I'm just looking at the homepage right now and they have various popular predictions that people are are wagering on essentially.
So one of them is by 2050, there will be at least one person chronically frozen in space. People have wagered on that. Oh, sorry. The other component that I forgot is that by actually betting on your predictions, that sort of makes it real enough for you that it forces you to think very carefully about, OK, wait, what do I how confident am I really how much am I really willing to bet?
And that sort of, you know, forces your predictions into the into the cold, harsh light of of reality.
People make predictions about what is going to happen in various TV shows, the make predictions about elections, and you can even make predictions about mundane things in your own life just for the practice.
So I hear from people I haven't actually been using this regularly, but I hear from people who use it regularly that they notice themselves becoming better calibrated, at least at some some particular kinds of predictions.
And this result is borne out in studies where people are asked to predict the is just to trivia questions, not to feature events. And when people are shown how far off their predictions are, they don't necessarily become better at predicting the answers to trivia questions.
But they do become better at estimating what their their confidence intervals, so they become better at activating confidence intervals for their estimates that are actually much closer to the their their true rate of success.
That sounds interesting. Yeah, well, my pick is actually a website. It's called Your Logical Fallacy is dot com. And it's it's it's basically a poster that has been downloadable in PDF format.

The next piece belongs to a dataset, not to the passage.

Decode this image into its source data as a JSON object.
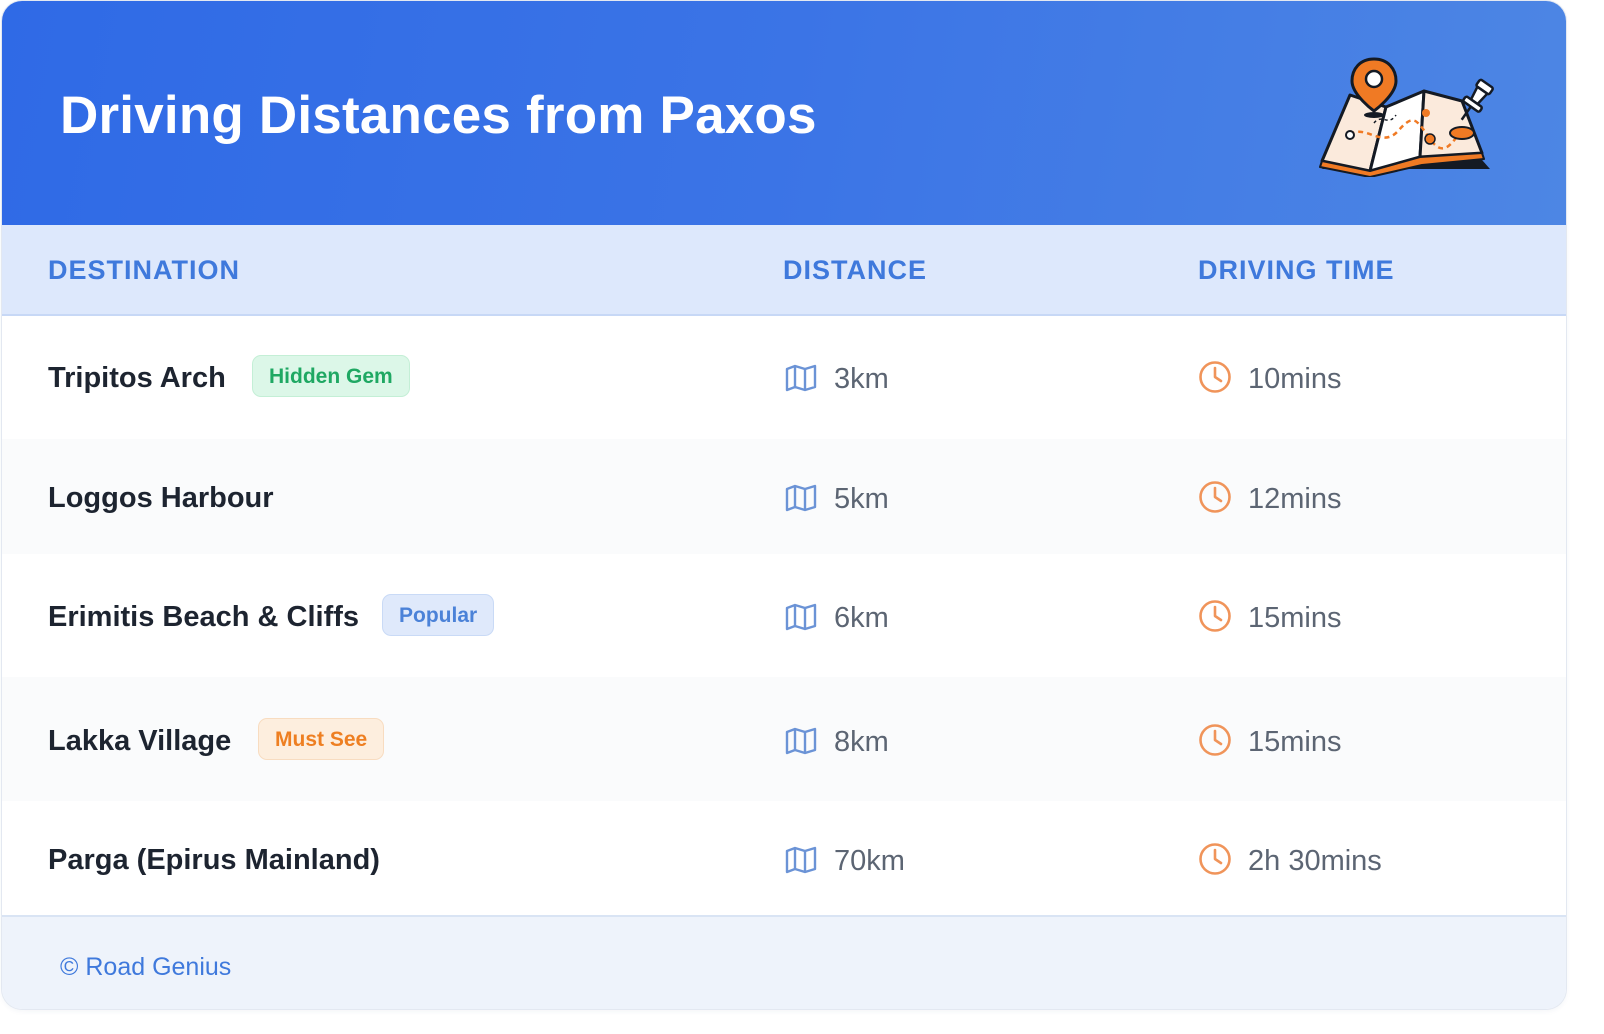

It's been put together by Justin Richardson. And I suggested actually recently to Skeptical Inquirer that they publish it in as a special sort of folder commenting on their magazine, their will do that. And what is done is to put together these these very simple guide to all the basic logical fallacies.

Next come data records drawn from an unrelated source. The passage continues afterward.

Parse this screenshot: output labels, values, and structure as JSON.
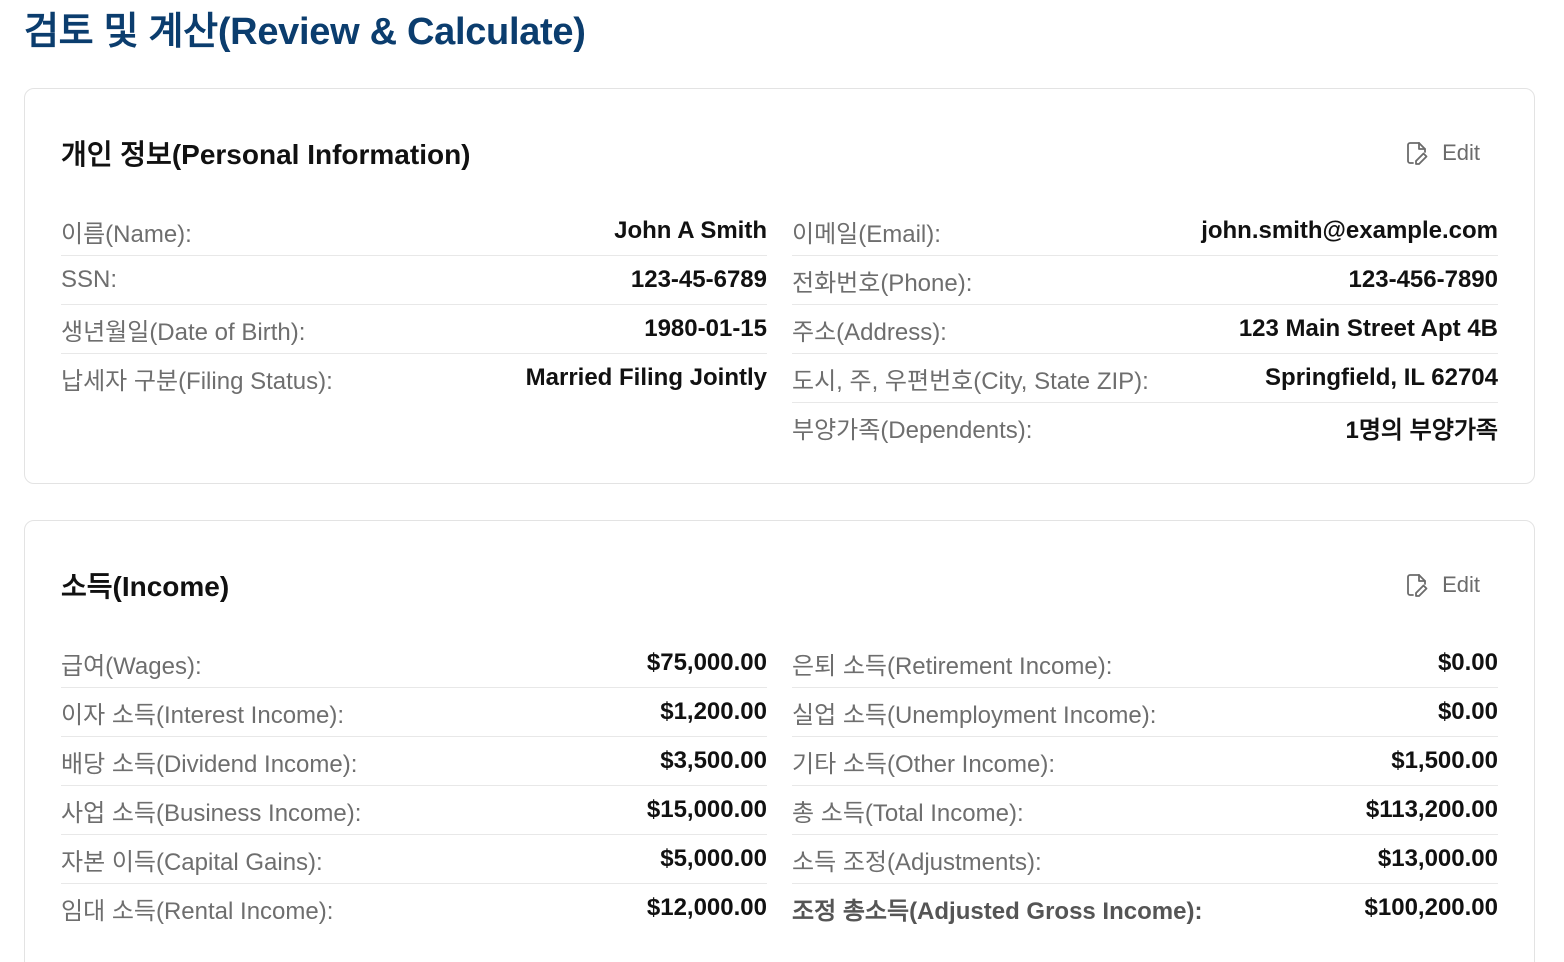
{
  "page": {
    "title": "검토 및 계산(Review & Calculate)"
  },
  "personal": {
    "title": "개인 정보(Personal Information)",
    "edit_label": "Edit",
    "left": [
      {
        "label": "이름(Name):",
        "value": "John A Smith"
      },
      {
        "label": "SSN:",
        "value": "123-45-6789"
      },
      {
        "label": "생년월일(Date of Birth):",
        "value": "1980-01-15"
      },
      {
        "label": "납세자 구분(Filing Status):",
        "value": "Married Filing Jointly"
      }
    ],
    "right": [
      {
        "label": "이메일(Email):",
        "value": "john.smith@example.com"
      },
      {
        "label": "전화번호(Phone):",
        "value": "123-456-7890"
      },
      {
        "label": "주소(Address):",
        "value": "123 Main Street Apt 4B"
      },
      {
        "label": "도시, 주, 우편번호(City, State ZIP):",
        "value": "Springfield, IL 62704"
      },
      {
        "label": "부양가족(Dependents):",
        "value": "1명의 부양가족"
      }
    ]
  },
  "income": {
    "title": "소득(Income)",
    "edit_label": "Edit",
    "left": [
      {
        "label": "급여(Wages):",
        "value": "$75,000.00"
      },
      {
        "label": "이자 소득(Interest Income):",
        "value": "$1,200.00"
      },
      {
        "label": "배당 소득(Dividend Income):",
        "value": "$3,500.00"
      },
      {
        "label": "사업 소득(Business Income):",
        "value": "$15,000.00"
      },
      {
        "label": "자본 이득(Capital Gains):",
        "value": "$5,000.00"
      },
      {
        "label": "임대 소득(Rental Income):",
        "value": "$12,000.00"
      }
    ],
    "right": [
      {
        "label": "은퇴 소득(Retirement Income):",
        "value": "$0.00"
      },
      {
        "label": "실업 소득(Unemployment Income):",
        "value": "$0.00"
      },
      {
        "label": "기타 소득(Other Income):",
        "value": "$1,500.00"
      },
      {
        "label": "총 소득(Total Income):",
        "value": "$113,200.00"
      },
      {
        "label": "소득 조정(Adjustments):",
        "value": "$13,000.00"
      },
      {
        "label": "조정 총소득(Adjusted Gross Income):",
        "value": "$100,200.00"
      }
    ]
  },
  "colors": {
    "title": "#0b3d6e",
    "label": "#6e6e6e",
    "value": "#111111",
    "border": "#e3e3e3"
  },
  "icons": {
    "edit": "file-edit-icon"
  }
}
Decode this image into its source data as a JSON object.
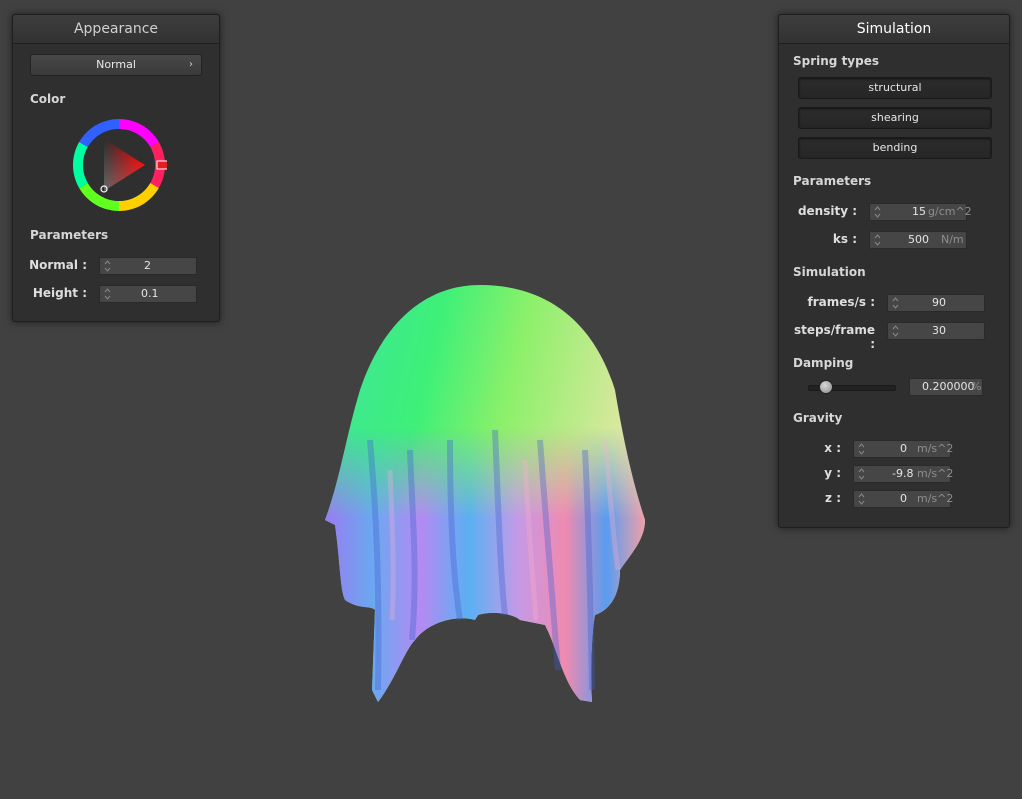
{
  "appearance": {
    "title": "Appearance",
    "shader_select": "Normal",
    "color_label": "Color",
    "parameters_label": "Parameters",
    "normal_label": "Normal :",
    "normal_value": "2",
    "height_label": "Height :",
    "height_value": "0.1",
    "selected_color": "#ff0000"
  },
  "simulation": {
    "title": "Simulation",
    "spring_types_label": "Spring types",
    "springs": [
      "structural",
      "shearing",
      "bending"
    ],
    "parameters_label": "Parameters",
    "density_label": "density :",
    "density_value": "15",
    "density_unit": "g/cm^2",
    "ks_label": "ks :",
    "ks_value": "500",
    "ks_unit": "N/m",
    "simulation_label": "Simulation",
    "fps_label": "frames/s :",
    "fps_value": "90",
    "steps_label": "steps/frame :",
    "steps_value": "30",
    "damping_label": "Damping",
    "damping_value": "0.200000",
    "damping_unit": "%",
    "damping_fraction": 0.2,
    "gravity_label": "Gravity",
    "gx_label": "x :",
    "gx_value": "0",
    "gy_label": "y :",
    "gy_value": "-9.8",
    "gz_label": "z :",
    "gz_value": "0",
    "gravity_unit": "m/s^2"
  },
  "colors": {
    "background": "#414141",
    "panel": "#2f2f2f"
  }
}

They're each one of them is explained in a couple of lines that can be understood by a kit because that was actually, in fact, Jezus general intention. And so the website is if you go there now, you'll see that it starts out with these big, big thou shall not commit logical fallacies.
And the idea that Jesse has is that when whenever you find somebody on, say, Facebook or another social network or on a blog that has committed a logical fallacy, you can add a link in the comment section that will lead readers straight to the appropriate logical fallacy.
Hence the name of the website. Your logical fallacy is right.
So I thought was it's very well done. I actually checked Jesse asked me to check the sort of the the explanations in the consistency and all that sort of stuff. And the graphic is very it's very nice. And now it's been very popular. I've been actually publicizing the website via my social networks and just got a spike in the responses. And some people are actually starting to suggest that he should do a simplified version as a T-shirt, you know, that sort of sense.
So anyway, the more we can, we could put them as little like badges and cereal boxes and collect your lunch.
Right. So, again, your logical fallacy is the outcome.
Cool. We're all out of time. So this concludes another episode of rationally speaking. Join us next. Time for more exploration's on the borderlands between reason and nonsense. The rationally speaking podcast is presented by New York City skeptics for program notes, links, and to get involved in an online conversation about this and other episodes, please visit rationally speaking podcast Dog. This podcast is produced by Benneton and recorded in the heart of Greenwich Village, New York. Our theme, Truth by Todd Rundgren, is used by permission.
Thank you for listening.